#### Material for this exercise

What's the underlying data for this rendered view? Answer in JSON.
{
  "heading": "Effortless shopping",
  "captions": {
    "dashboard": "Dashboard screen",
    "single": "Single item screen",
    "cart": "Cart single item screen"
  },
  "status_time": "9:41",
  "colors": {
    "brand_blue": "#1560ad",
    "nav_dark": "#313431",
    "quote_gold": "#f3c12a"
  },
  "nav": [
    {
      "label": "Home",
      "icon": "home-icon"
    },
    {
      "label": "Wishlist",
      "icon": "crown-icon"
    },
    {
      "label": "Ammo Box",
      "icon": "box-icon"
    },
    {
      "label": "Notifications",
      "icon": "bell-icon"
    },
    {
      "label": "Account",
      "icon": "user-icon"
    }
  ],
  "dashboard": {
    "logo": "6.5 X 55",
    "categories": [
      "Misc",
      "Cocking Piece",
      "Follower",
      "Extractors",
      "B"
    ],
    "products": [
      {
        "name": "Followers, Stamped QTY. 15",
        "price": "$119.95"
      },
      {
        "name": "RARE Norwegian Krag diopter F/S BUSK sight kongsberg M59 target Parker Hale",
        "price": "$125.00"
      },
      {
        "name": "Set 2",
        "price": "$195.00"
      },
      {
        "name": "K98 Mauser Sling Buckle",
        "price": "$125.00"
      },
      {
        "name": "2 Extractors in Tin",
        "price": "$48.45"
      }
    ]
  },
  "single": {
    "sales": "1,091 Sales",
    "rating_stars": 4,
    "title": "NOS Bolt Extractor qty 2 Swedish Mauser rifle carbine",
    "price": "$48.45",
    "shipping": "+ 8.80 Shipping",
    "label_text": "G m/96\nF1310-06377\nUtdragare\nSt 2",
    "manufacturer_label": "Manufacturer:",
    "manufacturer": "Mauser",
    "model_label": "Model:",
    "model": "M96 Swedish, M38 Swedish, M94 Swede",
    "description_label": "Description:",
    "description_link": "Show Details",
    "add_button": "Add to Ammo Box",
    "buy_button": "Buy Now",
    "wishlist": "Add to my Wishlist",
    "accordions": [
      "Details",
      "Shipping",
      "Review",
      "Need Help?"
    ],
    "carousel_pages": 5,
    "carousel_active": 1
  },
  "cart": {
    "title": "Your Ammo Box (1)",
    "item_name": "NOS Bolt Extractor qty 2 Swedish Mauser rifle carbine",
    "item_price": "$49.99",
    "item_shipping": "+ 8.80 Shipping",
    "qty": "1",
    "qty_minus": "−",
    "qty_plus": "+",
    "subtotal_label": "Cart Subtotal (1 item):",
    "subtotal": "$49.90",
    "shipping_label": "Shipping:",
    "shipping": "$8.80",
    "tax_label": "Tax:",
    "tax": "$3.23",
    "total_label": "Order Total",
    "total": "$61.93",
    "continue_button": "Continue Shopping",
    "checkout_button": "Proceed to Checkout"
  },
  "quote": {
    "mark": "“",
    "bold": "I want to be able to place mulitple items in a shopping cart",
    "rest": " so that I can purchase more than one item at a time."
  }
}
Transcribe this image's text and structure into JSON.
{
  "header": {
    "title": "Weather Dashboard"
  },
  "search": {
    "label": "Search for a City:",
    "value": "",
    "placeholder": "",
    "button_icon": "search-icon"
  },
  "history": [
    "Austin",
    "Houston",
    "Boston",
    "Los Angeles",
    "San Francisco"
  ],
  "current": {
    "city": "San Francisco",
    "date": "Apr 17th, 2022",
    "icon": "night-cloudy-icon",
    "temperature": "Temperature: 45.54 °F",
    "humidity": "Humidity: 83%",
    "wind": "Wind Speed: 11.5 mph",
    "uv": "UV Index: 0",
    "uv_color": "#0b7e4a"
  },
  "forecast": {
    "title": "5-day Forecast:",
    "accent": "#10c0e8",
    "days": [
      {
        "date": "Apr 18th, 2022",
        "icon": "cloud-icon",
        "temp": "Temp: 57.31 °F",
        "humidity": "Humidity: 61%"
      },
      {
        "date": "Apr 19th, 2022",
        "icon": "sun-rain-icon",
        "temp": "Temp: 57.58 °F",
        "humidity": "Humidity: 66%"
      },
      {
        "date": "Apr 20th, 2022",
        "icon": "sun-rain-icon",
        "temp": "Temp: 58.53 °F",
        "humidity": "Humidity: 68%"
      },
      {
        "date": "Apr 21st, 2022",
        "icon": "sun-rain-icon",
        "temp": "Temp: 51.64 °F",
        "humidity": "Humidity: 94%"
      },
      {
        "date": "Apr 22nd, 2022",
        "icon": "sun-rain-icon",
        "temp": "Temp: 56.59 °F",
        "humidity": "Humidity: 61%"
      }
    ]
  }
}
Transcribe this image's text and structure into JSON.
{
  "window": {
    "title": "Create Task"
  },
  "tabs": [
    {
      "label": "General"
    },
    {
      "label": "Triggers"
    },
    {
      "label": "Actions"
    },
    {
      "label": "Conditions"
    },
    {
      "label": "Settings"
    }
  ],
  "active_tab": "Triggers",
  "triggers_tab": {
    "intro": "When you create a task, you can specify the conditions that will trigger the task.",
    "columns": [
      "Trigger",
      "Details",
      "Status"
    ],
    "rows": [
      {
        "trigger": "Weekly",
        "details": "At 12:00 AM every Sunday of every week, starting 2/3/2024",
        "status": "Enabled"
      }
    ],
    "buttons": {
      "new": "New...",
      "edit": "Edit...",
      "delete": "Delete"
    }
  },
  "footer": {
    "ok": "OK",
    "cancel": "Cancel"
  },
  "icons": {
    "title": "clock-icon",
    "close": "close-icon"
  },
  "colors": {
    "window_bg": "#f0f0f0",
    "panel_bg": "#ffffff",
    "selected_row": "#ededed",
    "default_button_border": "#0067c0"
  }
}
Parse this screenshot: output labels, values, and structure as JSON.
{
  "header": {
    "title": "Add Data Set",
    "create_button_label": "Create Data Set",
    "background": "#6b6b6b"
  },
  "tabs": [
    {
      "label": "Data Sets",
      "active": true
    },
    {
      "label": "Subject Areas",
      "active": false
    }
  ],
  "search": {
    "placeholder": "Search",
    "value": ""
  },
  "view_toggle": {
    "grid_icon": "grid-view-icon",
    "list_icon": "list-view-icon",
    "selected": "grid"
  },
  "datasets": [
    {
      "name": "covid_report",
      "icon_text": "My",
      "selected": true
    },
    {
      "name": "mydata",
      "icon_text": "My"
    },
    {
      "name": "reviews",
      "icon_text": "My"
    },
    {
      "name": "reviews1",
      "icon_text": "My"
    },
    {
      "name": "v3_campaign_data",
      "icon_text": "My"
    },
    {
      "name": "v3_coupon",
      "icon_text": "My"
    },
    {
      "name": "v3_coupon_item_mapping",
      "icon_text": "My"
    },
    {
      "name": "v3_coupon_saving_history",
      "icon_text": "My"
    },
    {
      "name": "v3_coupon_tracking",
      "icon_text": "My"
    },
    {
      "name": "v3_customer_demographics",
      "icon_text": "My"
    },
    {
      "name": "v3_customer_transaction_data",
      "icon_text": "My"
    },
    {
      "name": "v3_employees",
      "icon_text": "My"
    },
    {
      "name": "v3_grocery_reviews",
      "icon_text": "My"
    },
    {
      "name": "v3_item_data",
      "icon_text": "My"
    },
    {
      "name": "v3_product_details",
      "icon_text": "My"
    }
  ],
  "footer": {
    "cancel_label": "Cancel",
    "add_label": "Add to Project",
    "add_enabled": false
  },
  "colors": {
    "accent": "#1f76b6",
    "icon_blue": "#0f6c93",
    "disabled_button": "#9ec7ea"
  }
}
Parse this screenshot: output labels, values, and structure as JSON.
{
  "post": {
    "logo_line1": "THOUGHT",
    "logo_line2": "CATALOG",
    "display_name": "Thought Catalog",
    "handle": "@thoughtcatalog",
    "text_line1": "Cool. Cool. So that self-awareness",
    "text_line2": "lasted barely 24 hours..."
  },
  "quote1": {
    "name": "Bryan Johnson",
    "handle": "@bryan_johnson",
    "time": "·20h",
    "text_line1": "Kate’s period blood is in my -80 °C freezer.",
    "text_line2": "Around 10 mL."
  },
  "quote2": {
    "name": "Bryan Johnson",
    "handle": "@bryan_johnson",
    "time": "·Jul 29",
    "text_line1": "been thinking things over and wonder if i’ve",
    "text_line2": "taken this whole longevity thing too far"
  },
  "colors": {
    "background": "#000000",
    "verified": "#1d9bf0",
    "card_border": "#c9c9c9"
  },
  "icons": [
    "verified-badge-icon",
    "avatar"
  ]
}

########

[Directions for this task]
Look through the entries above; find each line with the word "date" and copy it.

[Response to the task]
    "date": "Apr 17th, 2022",
        "date": "Apr 18th, 2022",
        "date": "Apr 19th, 2022",
        "date": "Apr 20th, 2022",
        "date": "Apr 21st, 2022",
        "date": "Apr 22nd, 2022",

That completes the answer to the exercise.